Each line of the records below that includes "value" adds one to the count; state the final count by itself.

----

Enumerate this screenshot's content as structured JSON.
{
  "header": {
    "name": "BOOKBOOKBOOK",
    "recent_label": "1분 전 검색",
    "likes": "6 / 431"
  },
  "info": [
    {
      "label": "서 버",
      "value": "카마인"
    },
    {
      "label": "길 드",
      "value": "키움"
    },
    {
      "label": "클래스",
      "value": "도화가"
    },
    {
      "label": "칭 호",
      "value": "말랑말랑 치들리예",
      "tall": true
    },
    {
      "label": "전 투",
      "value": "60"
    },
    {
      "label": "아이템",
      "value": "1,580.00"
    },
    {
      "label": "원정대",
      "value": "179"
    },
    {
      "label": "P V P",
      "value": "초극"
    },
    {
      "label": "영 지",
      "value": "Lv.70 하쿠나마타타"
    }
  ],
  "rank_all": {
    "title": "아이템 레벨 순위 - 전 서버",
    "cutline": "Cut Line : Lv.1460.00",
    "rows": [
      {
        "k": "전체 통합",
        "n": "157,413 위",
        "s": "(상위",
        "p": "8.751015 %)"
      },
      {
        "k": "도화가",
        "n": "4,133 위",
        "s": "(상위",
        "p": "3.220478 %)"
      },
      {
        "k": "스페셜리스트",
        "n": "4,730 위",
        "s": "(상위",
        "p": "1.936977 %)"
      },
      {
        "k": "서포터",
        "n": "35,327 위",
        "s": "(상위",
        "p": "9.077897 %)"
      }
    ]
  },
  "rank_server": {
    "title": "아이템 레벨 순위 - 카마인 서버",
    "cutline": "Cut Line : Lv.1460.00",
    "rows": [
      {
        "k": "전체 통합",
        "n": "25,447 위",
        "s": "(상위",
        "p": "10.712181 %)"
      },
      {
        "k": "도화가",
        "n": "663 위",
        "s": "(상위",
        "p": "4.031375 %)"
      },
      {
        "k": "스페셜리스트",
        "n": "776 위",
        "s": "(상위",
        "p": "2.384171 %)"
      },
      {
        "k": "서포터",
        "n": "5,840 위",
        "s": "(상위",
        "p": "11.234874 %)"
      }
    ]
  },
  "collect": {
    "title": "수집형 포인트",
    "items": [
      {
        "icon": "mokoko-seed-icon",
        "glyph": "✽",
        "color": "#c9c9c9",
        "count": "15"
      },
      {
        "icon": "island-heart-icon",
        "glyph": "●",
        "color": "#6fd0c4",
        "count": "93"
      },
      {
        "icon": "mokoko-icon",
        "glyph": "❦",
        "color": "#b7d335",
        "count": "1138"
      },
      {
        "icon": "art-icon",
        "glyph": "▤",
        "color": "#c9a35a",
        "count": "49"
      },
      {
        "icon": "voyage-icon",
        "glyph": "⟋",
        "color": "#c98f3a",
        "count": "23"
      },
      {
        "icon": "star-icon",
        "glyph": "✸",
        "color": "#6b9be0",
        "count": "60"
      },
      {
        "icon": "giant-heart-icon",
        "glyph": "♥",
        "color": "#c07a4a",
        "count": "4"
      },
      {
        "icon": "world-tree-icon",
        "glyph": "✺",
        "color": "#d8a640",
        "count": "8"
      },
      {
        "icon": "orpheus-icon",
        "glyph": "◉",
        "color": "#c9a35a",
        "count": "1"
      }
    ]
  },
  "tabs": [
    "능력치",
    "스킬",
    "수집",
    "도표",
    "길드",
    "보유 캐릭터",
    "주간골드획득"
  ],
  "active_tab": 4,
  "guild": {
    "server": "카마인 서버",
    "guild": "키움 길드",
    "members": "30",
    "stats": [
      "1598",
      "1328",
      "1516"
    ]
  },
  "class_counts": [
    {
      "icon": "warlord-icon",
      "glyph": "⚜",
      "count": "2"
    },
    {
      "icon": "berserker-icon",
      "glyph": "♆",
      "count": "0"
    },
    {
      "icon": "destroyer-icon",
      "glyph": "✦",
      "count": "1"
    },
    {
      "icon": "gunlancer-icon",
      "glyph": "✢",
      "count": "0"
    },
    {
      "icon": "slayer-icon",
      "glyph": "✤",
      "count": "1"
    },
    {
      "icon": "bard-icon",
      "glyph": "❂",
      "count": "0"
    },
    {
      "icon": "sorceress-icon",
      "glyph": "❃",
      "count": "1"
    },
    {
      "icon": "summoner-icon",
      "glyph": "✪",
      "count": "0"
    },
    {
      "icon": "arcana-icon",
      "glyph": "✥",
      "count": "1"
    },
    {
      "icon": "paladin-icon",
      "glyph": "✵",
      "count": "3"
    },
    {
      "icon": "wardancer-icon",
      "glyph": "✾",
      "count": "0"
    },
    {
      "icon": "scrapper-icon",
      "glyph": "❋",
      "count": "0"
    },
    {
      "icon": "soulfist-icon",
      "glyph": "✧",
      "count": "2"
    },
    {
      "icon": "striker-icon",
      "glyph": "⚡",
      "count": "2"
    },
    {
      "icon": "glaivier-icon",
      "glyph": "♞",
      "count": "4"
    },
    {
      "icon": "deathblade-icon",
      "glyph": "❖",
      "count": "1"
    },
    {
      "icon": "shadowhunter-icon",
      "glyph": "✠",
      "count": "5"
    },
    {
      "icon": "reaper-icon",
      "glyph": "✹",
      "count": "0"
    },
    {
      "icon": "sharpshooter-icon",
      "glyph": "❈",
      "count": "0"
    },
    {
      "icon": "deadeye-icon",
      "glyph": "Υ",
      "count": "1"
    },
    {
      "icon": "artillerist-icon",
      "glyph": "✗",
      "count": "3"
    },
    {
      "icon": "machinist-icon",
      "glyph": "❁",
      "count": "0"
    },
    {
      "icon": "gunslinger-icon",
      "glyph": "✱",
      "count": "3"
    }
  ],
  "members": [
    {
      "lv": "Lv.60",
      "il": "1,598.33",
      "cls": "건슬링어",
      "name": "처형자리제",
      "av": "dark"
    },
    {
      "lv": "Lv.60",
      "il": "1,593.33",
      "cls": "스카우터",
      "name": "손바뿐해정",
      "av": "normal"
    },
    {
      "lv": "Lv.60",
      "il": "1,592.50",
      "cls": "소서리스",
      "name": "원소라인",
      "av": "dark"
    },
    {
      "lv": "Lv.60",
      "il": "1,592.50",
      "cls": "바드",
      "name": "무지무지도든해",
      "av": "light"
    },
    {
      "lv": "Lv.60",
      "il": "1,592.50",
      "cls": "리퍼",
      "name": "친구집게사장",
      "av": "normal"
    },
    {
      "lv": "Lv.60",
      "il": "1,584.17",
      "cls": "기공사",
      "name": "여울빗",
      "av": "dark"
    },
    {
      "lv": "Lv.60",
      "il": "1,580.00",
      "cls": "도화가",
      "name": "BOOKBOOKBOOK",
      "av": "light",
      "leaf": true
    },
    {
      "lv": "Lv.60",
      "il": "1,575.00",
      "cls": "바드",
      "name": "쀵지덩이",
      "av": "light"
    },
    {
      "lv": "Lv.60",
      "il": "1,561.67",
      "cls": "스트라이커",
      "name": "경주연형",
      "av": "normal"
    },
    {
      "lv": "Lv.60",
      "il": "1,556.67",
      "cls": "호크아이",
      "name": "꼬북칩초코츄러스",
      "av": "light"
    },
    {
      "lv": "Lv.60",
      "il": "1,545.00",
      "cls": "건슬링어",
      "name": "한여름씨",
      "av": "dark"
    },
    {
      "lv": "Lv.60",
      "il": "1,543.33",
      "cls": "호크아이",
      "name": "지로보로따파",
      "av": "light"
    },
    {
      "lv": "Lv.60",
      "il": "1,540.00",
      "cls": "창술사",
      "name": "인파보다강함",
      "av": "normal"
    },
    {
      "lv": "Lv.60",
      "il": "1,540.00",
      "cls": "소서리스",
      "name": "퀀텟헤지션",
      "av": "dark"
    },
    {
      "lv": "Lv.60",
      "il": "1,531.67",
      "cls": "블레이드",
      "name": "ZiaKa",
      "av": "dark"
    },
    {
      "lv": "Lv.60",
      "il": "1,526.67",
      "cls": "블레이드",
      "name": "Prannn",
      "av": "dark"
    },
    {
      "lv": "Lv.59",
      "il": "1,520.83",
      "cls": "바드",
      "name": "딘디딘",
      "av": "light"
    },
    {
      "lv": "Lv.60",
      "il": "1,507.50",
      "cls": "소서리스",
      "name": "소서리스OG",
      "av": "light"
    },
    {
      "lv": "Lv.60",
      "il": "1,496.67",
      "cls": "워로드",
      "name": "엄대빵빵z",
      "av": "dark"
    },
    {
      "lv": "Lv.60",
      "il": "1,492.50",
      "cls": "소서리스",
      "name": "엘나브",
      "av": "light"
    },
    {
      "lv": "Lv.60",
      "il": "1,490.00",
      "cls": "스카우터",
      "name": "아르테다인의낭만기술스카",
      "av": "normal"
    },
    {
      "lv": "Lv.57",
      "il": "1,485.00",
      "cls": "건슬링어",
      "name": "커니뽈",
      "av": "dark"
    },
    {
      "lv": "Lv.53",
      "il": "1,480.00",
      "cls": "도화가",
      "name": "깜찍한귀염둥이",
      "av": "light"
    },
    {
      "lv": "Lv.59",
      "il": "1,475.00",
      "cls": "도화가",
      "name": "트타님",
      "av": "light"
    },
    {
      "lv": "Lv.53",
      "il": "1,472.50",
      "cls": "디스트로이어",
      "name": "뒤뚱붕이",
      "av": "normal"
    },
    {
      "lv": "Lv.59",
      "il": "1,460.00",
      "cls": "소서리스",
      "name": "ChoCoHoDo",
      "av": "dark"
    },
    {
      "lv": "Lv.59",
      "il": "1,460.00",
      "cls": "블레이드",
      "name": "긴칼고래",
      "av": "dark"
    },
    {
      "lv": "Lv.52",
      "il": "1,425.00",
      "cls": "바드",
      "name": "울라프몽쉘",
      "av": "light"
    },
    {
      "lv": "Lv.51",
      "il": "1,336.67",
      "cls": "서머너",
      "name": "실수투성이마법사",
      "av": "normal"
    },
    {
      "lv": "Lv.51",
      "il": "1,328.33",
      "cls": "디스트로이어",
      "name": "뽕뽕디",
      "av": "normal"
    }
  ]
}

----

* EXERCISE SOLUTION
9